Items from an interface collection:

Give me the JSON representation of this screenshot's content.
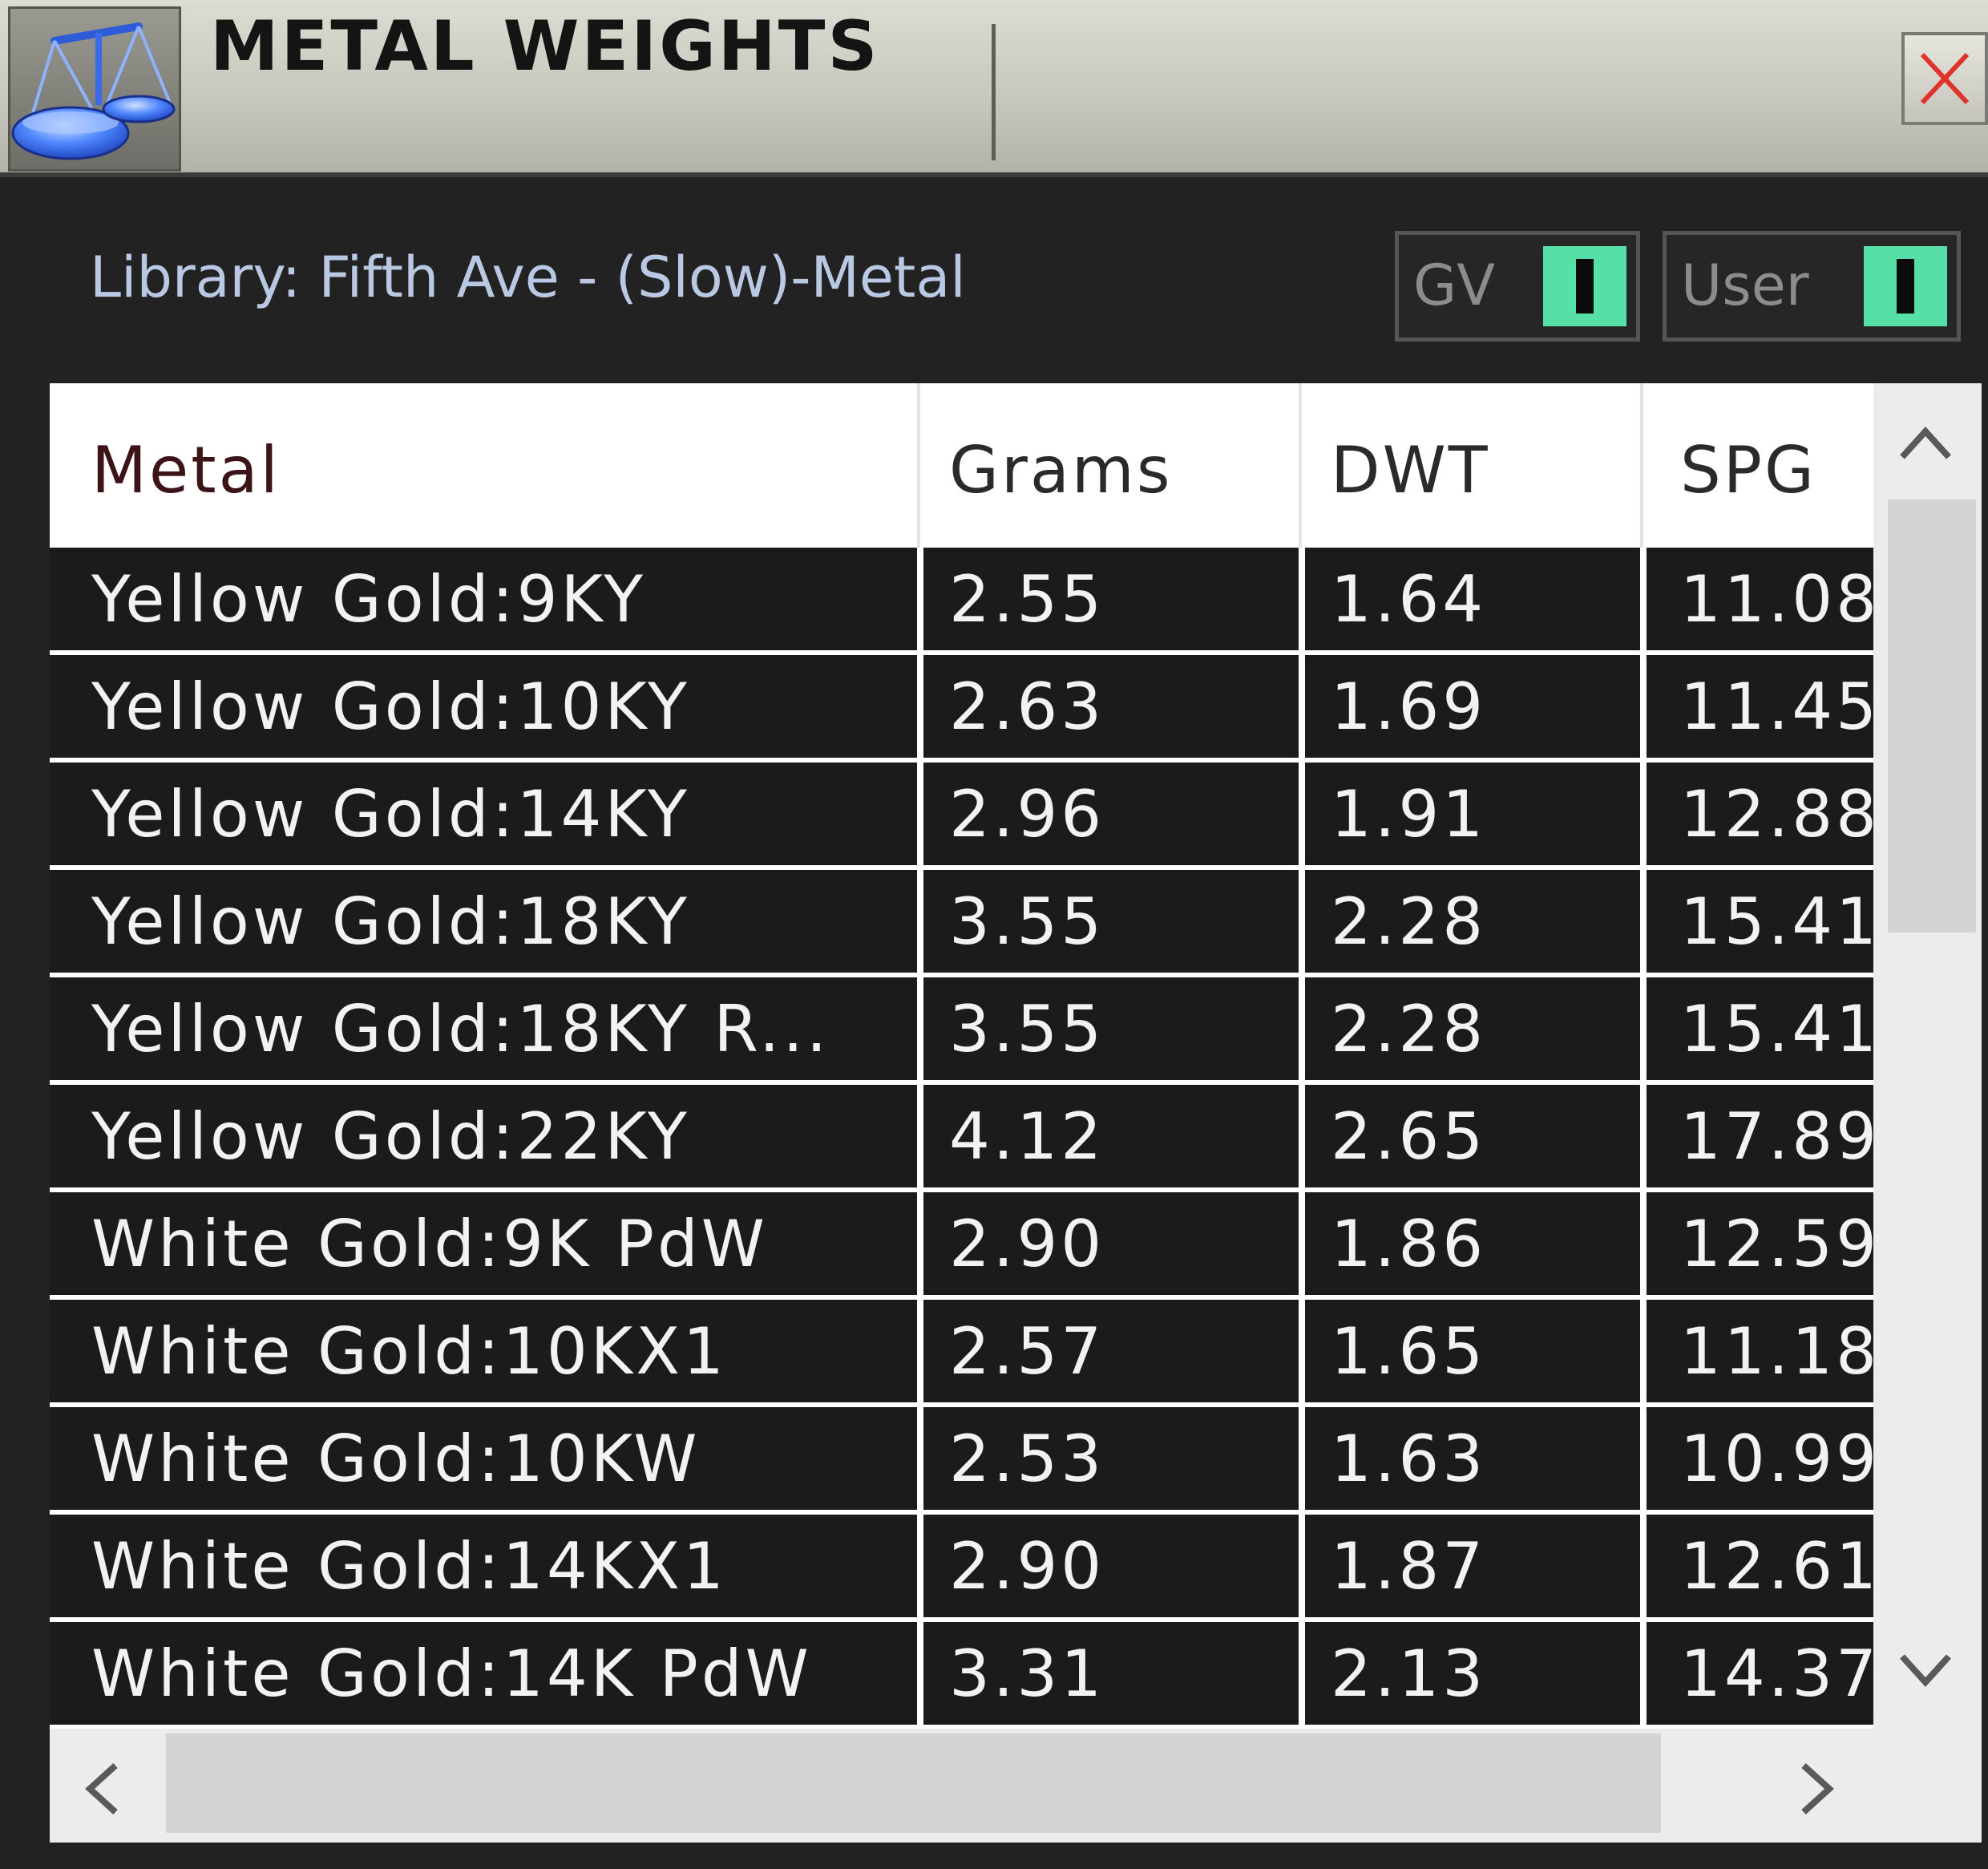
{
  "window": {
    "title": "METAL WEIGHTS",
    "app_icon": "scale-balance-icon",
    "close_icon": "close-icon"
  },
  "library": {
    "label": "Library: Fifth Ave - (Slow)-Metal"
  },
  "toggles": [
    {
      "label": "GV",
      "on": true,
      "color": "#56e0a8"
    },
    {
      "label": "User",
      "on": true,
      "color": "#56e0a8"
    }
  ],
  "table": {
    "columns": [
      "Metal",
      "Grams",
      "DWT",
      "SPG"
    ],
    "rows": [
      [
        "Yellow Gold:9KY",
        "2.55",
        "1.64",
        "11.08"
      ],
      [
        "Yellow Gold:10KY",
        "2.63",
        "1.69",
        "11.45"
      ],
      [
        "Yellow Gold:14KY",
        "2.96",
        "1.91",
        "12.88"
      ],
      [
        "Yellow Gold:18KY",
        "3.55",
        "2.28",
        "15.41"
      ],
      [
        "Yellow Gold:18KY R...",
        "3.55",
        "2.28",
        "15.41"
      ],
      [
        "Yellow Gold:22KY",
        "4.12",
        "2.65",
        "17.89"
      ],
      [
        "White Gold:9K PdW",
        "2.90",
        "1.86",
        "12.59"
      ],
      [
        "White Gold:10KX1",
        "2.57",
        "1.65",
        "11.18"
      ],
      [
        "White Gold:10KW",
        "2.53",
        "1.63",
        "10.99"
      ],
      [
        "White Gold:14KX1",
        "2.90",
        "1.87",
        "12.61"
      ],
      [
        "White Gold:14K PdW",
        "3.31",
        "2.13",
        "14.37"
      ]
    ]
  },
  "scrollbars": {
    "vertical": {
      "up_icon": "chevron-up-icon",
      "down_icon": "chevron-down-icon"
    },
    "horizontal": {
      "left_icon": "chevron-left-icon",
      "right_icon": "chevron-right-icon"
    }
  },
  "colors": {
    "row_background": "#1b1b1b",
    "row_text": "#f2f2f2",
    "library_text": "#b9c9e4",
    "toggle_on": "#56e0a8",
    "close_x": "#e0332b"
  }
}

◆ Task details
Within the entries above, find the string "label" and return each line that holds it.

◆ Solution to this exercise
    "label": "Library: Fifth Ave - (Slow)-Metal"
      "label": "GV",
      "label": "User",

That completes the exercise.